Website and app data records
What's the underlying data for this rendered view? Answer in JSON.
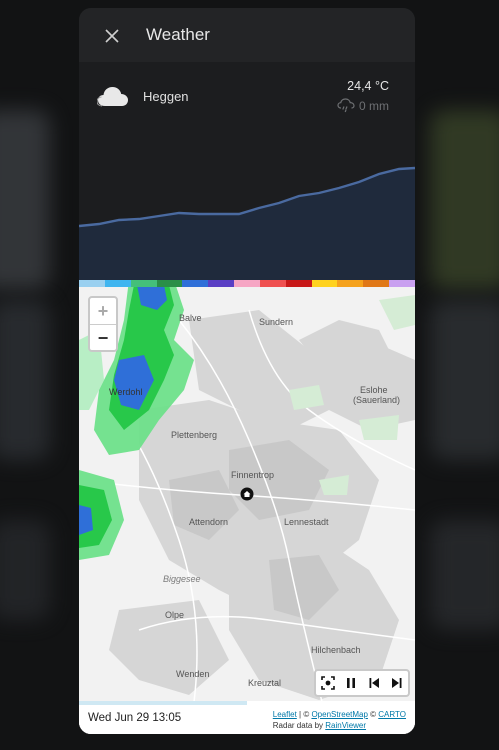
{
  "dialog": {
    "title": "Weather",
    "close_icon": "close-icon"
  },
  "weather": {
    "location": "Heggen",
    "temperature": "24,4 °C",
    "precipitation": "0 mm",
    "condition_icon": "cloud-icon",
    "precip_icon": "rain-cloud-icon"
  },
  "radar": {
    "colorbar": [
      "#9ad0f0",
      "#3fb5f0",
      "#44c07a",
      "#2a8f48",
      "#2f6fd8",
      "#5a3fc4",
      "#f6a6c4",
      "#ef5050",
      "#c81818",
      "#ffd21f",
      "#f5a21d",
      "#e07818",
      "#c9a0f0"
    ],
    "zoom_in": "+",
    "zoom_out": "−",
    "places": {
      "balve": "Balve",
      "sundern": "Sundern",
      "werdohl": "Werdohl",
      "eslohe": "Eslohe",
      "eslohe2": "(Sauerland)",
      "plettenberg": "Plettenberg",
      "finnentrop": "Finnentrop",
      "attendorn": "Attendorn",
      "lennestadt": "Lennestadt",
      "biggesee": "Biggesee",
      "olpe": "Olpe",
      "hilchenbach": "Hilchenbach",
      "wenden": "Wenden",
      "kreuztal": "Kreuztal"
    },
    "controls": [
      "recenter-icon",
      "pause-icon",
      "skip-back-icon",
      "skip-forward-icon"
    ],
    "timestamp": "Wed Jun 29 13:05",
    "progress": 0.5,
    "attribution": {
      "leaflet": "Leaflet",
      "sep1": " | © ",
      "osm": "OpenStreetMap",
      "sep2": " © ",
      "carto": "CARTO",
      "radar_prefix": "Radar data by ",
      "rainviewer": "RainViewer"
    }
  }
}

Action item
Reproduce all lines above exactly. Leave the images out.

Answer below
What's the underlying data for this rendered view? Answer in JSON.
{
  "dialog": {
    "title": "Weather",
    "close_icon": "close-icon"
  },
  "weather": {
    "location": "Heggen",
    "temperature": "24,4 °C",
    "precipitation": "0 mm",
    "condition_icon": "cloud-icon",
    "precip_icon": "rain-cloud-icon"
  },
  "radar": {
    "colorbar": [
      "#9ad0f0",
      "#3fb5f0",
      "#44c07a",
      "#2a8f48",
      "#2f6fd8",
      "#5a3fc4",
      "#f6a6c4",
      "#ef5050",
      "#c81818",
      "#ffd21f",
      "#f5a21d",
      "#e07818",
      "#c9a0f0"
    ],
    "zoom_in": "+",
    "zoom_out": "−",
    "places": {
      "balve": "Balve",
      "sundern": "Sundern",
      "werdohl": "Werdohl",
      "eslohe": "Eslohe",
      "eslohe2": "(Sauerland)",
      "plettenberg": "Plettenberg",
      "finnentrop": "Finnentrop",
      "attendorn": "Attendorn",
      "lennestadt": "Lennestadt",
      "biggesee": "Biggesee",
      "olpe": "Olpe",
      "hilchenbach": "Hilchenbach",
      "wenden": "Wenden",
      "kreuztal": "Kreuztal"
    },
    "controls": [
      "recenter-icon",
      "pause-icon",
      "skip-back-icon",
      "skip-forward-icon"
    ],
    "timestamp": "Wed Jun 29 13:05",
    "progress": 0.5,
    "attribution": {
      "leaflet": "Leaflet",
      "sep1": " | © ",
      "osm": "OpenStreetMap",
      "sep2": " © ",
      "carto": "CARTO",
      "radar_prefix": "Radar data by ",
      "rainviewer": "RainViewer"
    }
  }
}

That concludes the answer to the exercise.